N.E. inaugural ball caps Obama’s whirlwind day
Brian Wright O’Connor | 1/28/2009, 7:37 a.m.
WASHINGTON — With the first sign of President Barack Obama’s imminent arrival, the frigid wait in long security lines, the cash bars serving weak drinks, and the skimpy food seemed all but forgotten.
Thousands of revelers rushed onto the marble floors of barrel-vaulted Union Station to watch Vice President Joe Biden and his wife, Dr. Jill Biden, take to the viewing stage for brief comments and an even briefer spin round the dance floor of the Eastern Inaugural Ball.
Biden’s praise for headline entertainer James Taylor — “Now that’s my generation!” — received polite applause from the New England crowd.

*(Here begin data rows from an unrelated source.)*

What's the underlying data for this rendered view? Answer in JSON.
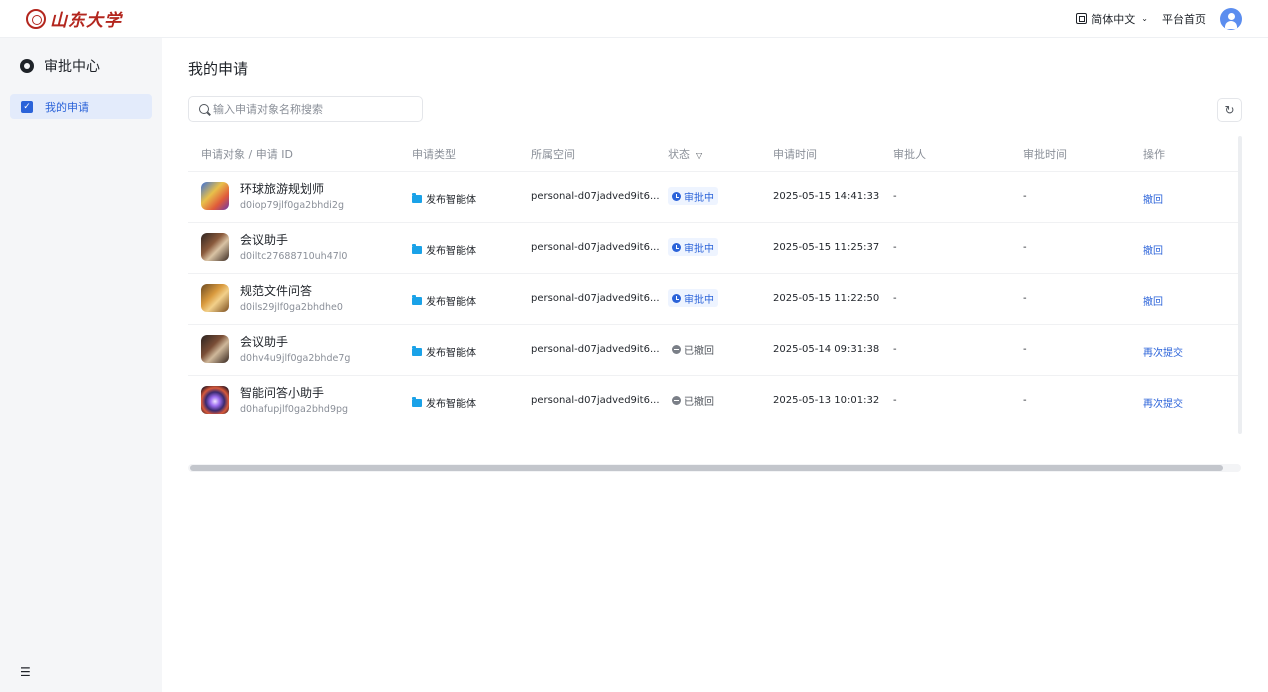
{
  "header": {
    "brand": "山东大学",
    "language": "简体中文",
    "home_link": "平台首页"
  },
  "sidebar": {
    "title": "审批中心",
    "items": [
      {
        "label": "我的申请",
        "active": true
      }
    ]
  },
  "main": {
    "page_title": "我的申请",
    "search_placeholder": "输入申请对象名称搜索",
    "columns": [
      "申请对象 / 申请 ID",
      "申请类型",
      "所属空间",
      "状态",
      "申请时间",
      "审批人",
      "审批时间",
      "操作"
    ],
    "rows": [
      {
        "name": "环球旅游规划师",
        "id": "d0iop79jlf0ga2bhdi2g",
        "type": "发布智能体",
        "space": "personal-d07jadved9it6...",
        "status": "审批中",
        "status_kind": "pending",
        "time": "2025-05-15 14:41:33",
        "approver": "-",
        "approve_time": "-",
        "action": "撤回"
      },
      {
        "name": "会议助手",
        "id": "d0iltc27688710uh47l0",
        "type": "发布智能体",
        "space": "personal-d07jadved9it6...",
        "status": "审批中",
        "status_kind": "pending",
        "time": "2025-05-15 11:25:37",
        "approver": "-",
        "approve_time": "-",
        "action": "撤回"
      },
      {
        "name": "规范文件问答",
        "id": "d0ils29jlf0ga2bhdhe0",
        "type": "发布智能体",
        "space": "personal-d07jadved9it6...",
        "status": "审批中",
        "status_kind": "pending",
        "time": "2025-05-15 11:22:50",
        "approver": "-",
        "approve_time": "-",
        "action": "撤回"
      },
      {
        "name": "会议助手",
        "id": "d0hv4u9jlf0ga2bhde7g",
        "type": "发布智能体",
        "space": "personal-d07jadved9it6...",
        "status": "已撤回",
        "status_kind": "revoked",
        "time": "2025-05-14 09:31:38",
        "approver": "-",
        "approve_time": "-",
        "action": "再次提交"
      },
      {
        "name": "智能问答小助手",
        "id": "d0hafupjlf0ga2bhd9pg",
        "type": "发布智能体",
        "space": "personal-d07jadved9it6...",
        "status": "已撤回",
        "status_kind": "revoked",
        "time": "2025-05-13 10:01:32",
        "approver": "-",
        "approve_time": "-",
        "action": "再次提交"
      }
    ]
  },
  "colors": {
    "accent": "#2b63d9",
    "brand": "#b3261e",
    "sidebar_bg": "#f5f6f8",
    "active_item_bg": "#e3ebfb"
  }
}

The audience was impatient. The midnight timing seemed a consolation gift after reports had circulated that the First Couple would not appear at the train station until 2:30 a.m., their last stop in a punishing schedule of 10 inaugural galas.
Moments after the Bidens departed, a military color guard took to the stage. The Marine Band struck up a martial tune, the notes echoing off the coffered ceiling.
“Ladies and gentlemen,” said an announcer during a pause in the brass, “the president of the United States and the first lady.”
Sight lines disappeared as thousands of arms went up, holding cell phones and cameras to record the Obamas’ arrival. Flashes went off like artillery batteries. Women in sequins and pumps jumped in the air to get a better look at the celebrity couple. Men in black ties cheered like schoolboys for the elegant pair.
President Obama waved his hand to calm the crowd and took a cordless microphone from an aide.
“Did you enjoy today?” asked the president, his voice slightly cracking. Cheers went up again.
“Today was your day. Today was a day that represented all your efforts, all your faith, all your confidence, and what’s possible in America,” he said.
“They said it couldn’t be done and you did it,” said Obama. “And if we apply that not just to elections but to jobs, to how we rebuild our communities, then when people tell you we can’t employ folks who are out of work, you say …”
“Yes, we can!” rose the chorus from the crowd.
“When folks say, ‘Well, you can’t fix the health care system,’ you say…”
“Yes, we can!”
“There is something in the spirit of the American people that insists on recreating this country when we get a little off course. And that’s what’s powered this election,” said the 47-year-old commander in chief. “It’s what’s given our team the kind of energy that has allowed us to overcome extraordinary obstacles. And it’s what gives me so much confidence that our better days are ahead.
“As long as all of you understand that this is not the end. This is the beginning. And we are gonna need you tomorrow, we’re gonna need you next week, we’re gonna need you next month, next year and into the future, because government can’t do it alone. We’re gonna need you each and every step of the way. And if you’re willing to join us, then I think that we can continue this extraordinary ride,” he said, his voice rising, the last words nearly lost in the applause.